How to run Stargate v2

Now that we have a Beta release, why not give it a try? To make it easier to experiment with the release, we’ve built Docker images and provided Docker Compose scripts in order to spin up Stargate with a backing Cassandra or DSE cluster. The Docker images are available on our Docker Hub page, but the easiest way to run is to clone the Stargate repo and use the scripts we’ve provided:

git clone https://github.com/stargate/stargate.git
cd stargate
git checkout v2.0.0
cd docker-compose

From here, you’ll see three subdirectories: cassandra-3.11, cassandra-4.0, and dse-6.8. Depending on which Cassandra backend you wish to use, there are scripts available to start Stargate in Docker. Let’s look at Cassandra 4.0 as an example:

cd cassandra-4.0
./start_cass_40_dev_mode.sh -t 2.0.0-BETA-1

The -t option defines which version to use, in this case 2.0.0-BETA-1. We’ve provided these scripts that wrap Docker Compose to make it easier to impose the desired startup sequence. The start_cass_40_dev_mode.sh script provides a simple configuration that starts a single instance of the REST and GraphQL APIs and a single instance of the Stargate coordinator in “developer mode”, meaning that the coordinator is running a full Cassandra 4.0 node. Developer mode is a feature that many Stargate users don’t know about but it’s a great option for simple testing. If you’d like to run with a 3-node Cassandra cluster instead, you can use the start_cass_40.sh script, again using the -t option to specify the desired release.
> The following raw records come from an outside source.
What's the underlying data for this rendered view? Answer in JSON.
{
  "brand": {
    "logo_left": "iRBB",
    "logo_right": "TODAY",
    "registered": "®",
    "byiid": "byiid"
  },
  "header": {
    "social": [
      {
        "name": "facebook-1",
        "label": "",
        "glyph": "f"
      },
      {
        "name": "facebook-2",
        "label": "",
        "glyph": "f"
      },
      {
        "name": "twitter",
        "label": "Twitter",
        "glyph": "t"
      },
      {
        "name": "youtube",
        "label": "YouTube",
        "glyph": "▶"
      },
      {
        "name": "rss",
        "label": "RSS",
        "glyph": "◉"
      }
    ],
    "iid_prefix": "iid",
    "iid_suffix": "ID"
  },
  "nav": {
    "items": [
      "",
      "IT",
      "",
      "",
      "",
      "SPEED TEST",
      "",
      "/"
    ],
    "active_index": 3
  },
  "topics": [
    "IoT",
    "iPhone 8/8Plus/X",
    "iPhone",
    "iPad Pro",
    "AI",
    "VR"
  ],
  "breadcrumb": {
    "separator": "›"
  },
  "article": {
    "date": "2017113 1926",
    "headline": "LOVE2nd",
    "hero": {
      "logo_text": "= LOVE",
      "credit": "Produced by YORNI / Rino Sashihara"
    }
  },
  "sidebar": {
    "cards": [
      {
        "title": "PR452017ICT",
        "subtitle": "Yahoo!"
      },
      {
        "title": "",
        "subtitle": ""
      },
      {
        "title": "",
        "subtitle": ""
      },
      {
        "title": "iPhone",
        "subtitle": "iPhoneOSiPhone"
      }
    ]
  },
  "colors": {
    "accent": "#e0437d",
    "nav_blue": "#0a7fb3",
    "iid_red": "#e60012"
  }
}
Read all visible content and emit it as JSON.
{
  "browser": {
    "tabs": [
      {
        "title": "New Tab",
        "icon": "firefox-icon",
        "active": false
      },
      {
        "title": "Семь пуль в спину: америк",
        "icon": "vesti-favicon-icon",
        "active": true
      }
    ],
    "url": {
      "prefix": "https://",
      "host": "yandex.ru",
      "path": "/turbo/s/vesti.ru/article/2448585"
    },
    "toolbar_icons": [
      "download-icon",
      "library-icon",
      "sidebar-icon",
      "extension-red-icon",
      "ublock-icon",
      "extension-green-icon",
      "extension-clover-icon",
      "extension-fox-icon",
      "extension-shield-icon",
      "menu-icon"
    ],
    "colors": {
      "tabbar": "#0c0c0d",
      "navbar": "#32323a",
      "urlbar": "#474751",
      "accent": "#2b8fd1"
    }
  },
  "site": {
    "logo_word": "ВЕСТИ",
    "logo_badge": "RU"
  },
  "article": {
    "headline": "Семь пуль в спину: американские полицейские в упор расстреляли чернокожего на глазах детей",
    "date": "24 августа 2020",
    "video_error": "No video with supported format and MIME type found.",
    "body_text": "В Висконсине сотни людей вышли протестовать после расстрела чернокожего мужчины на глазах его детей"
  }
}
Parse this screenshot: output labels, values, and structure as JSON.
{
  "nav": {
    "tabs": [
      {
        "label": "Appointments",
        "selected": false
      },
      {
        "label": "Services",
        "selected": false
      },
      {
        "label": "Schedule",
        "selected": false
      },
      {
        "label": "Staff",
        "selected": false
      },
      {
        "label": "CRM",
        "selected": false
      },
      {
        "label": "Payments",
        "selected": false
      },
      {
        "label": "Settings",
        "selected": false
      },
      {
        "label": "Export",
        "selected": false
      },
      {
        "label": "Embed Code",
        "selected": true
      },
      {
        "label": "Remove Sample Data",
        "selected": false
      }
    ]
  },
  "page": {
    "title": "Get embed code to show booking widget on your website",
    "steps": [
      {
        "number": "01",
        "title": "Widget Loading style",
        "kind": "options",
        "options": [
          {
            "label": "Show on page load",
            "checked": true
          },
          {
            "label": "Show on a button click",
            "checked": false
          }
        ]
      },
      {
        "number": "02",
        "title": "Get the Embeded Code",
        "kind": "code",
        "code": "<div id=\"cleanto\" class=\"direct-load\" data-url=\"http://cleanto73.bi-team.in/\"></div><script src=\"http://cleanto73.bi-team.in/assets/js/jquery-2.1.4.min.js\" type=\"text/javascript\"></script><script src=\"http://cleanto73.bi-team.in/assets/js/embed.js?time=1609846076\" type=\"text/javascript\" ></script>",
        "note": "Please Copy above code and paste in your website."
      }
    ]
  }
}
Once you have a cluster running, it’s a simple matter to generate some test queries against your running instance. The easiest way to do this is to use our recently updated Postman collections. There are three collections available: REST, GraphQL and Docs API. Once you have Postman installed, you can load the collections from the DataStax workspace on the Postman website. See the Stargate documentation for more information.

For example, let’s try running the REST collection against our local Stargate v2 cluster. After loading the collections, make sure to select the “Stargate OSS API Environment” from the pulldown at the upper right (1). This configures settings that will cause Postman to talk to endpoints on your local computer using the default port number. Then select the “Stargate-OSS-Astra-REST-API” collection from the list on the left (2) and run the collection (3).

postman

Now you can sit back and watch as Postman uses Stargate’s authentication API to generate a token and use that token to securely invoke operations against your local copy of the Stargate REST API. Try out the other collections as well and let us know what you think.

We want your feedback

What’s next? In the coming weeks we’ll continue to generate additional Beta releases based on your feedback. We will especially want feedback when we’ve reached what we consider to be a Release Candidate.

You can provide feedback through whatever channel is easiest for you: